> PROBLEM REQUIREMENTS
Going line by line through the listing below, count those with the string "requests" and answer with the number alone.

> PROVIDED RECORDS
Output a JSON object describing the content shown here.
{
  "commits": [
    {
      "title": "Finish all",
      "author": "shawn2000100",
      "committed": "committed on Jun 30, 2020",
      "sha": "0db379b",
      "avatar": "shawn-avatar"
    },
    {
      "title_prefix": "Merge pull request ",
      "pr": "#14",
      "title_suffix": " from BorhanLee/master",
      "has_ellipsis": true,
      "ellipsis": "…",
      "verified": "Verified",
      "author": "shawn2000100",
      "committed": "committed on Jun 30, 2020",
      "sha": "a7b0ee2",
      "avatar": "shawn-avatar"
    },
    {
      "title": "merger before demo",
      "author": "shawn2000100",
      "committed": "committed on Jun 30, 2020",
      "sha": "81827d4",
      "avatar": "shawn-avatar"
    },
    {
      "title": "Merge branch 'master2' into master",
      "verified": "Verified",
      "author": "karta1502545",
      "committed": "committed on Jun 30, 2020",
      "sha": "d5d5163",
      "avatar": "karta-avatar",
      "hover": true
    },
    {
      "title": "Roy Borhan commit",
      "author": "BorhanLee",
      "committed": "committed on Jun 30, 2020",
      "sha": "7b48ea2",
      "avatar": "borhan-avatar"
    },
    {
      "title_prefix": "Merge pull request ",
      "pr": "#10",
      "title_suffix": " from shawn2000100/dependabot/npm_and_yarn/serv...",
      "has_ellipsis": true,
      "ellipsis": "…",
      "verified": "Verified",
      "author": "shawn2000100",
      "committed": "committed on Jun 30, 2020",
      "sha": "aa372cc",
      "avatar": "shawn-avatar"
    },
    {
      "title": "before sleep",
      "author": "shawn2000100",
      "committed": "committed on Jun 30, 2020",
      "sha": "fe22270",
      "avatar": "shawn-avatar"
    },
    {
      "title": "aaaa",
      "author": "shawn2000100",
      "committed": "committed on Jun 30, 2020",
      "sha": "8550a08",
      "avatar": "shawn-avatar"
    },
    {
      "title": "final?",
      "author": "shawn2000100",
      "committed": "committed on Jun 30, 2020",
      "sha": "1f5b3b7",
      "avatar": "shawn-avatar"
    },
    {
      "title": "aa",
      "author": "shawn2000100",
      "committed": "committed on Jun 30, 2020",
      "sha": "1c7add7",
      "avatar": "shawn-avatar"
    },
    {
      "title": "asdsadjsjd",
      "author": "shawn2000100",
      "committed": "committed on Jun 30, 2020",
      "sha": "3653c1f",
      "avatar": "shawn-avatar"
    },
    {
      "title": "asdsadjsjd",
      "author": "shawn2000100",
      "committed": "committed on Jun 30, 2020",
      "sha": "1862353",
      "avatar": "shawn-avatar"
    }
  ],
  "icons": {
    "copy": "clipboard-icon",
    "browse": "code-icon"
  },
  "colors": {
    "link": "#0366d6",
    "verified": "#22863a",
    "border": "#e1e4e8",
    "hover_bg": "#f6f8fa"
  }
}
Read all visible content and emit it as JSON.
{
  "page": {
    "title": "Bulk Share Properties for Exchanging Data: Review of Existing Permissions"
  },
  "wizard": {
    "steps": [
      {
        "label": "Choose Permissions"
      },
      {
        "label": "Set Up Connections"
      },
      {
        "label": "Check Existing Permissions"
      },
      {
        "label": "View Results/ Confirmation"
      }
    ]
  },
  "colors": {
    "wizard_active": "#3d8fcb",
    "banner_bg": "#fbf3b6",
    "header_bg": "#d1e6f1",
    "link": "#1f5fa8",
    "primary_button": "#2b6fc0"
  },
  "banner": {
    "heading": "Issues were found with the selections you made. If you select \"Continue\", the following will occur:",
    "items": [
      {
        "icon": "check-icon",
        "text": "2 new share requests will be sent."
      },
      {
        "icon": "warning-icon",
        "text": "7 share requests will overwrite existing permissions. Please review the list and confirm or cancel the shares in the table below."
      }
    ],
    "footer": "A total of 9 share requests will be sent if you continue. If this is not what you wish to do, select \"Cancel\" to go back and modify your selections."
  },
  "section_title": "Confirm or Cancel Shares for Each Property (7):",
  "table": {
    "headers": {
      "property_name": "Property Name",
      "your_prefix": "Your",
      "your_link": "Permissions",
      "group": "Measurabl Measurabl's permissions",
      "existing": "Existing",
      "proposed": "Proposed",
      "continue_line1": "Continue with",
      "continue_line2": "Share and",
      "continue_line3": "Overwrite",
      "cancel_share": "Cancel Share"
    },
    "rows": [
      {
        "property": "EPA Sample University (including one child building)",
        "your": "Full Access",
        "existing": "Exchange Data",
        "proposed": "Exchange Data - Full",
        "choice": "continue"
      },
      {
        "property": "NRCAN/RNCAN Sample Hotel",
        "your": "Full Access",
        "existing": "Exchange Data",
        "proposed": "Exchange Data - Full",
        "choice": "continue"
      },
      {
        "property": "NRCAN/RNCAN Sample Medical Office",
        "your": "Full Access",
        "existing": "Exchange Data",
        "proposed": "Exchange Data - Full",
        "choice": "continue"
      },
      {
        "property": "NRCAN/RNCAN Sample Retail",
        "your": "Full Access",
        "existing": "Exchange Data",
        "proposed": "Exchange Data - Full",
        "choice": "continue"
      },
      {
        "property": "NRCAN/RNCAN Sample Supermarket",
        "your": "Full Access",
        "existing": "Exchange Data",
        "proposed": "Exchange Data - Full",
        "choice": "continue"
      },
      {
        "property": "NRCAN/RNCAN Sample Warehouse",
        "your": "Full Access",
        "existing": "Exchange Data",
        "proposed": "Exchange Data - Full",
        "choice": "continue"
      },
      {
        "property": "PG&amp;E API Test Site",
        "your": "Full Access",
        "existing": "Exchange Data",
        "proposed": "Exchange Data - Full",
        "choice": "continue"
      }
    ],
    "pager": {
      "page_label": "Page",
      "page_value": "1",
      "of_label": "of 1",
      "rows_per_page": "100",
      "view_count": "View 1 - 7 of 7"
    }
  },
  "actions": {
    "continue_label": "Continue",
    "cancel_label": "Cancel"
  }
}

> YOUR RESPONSE
3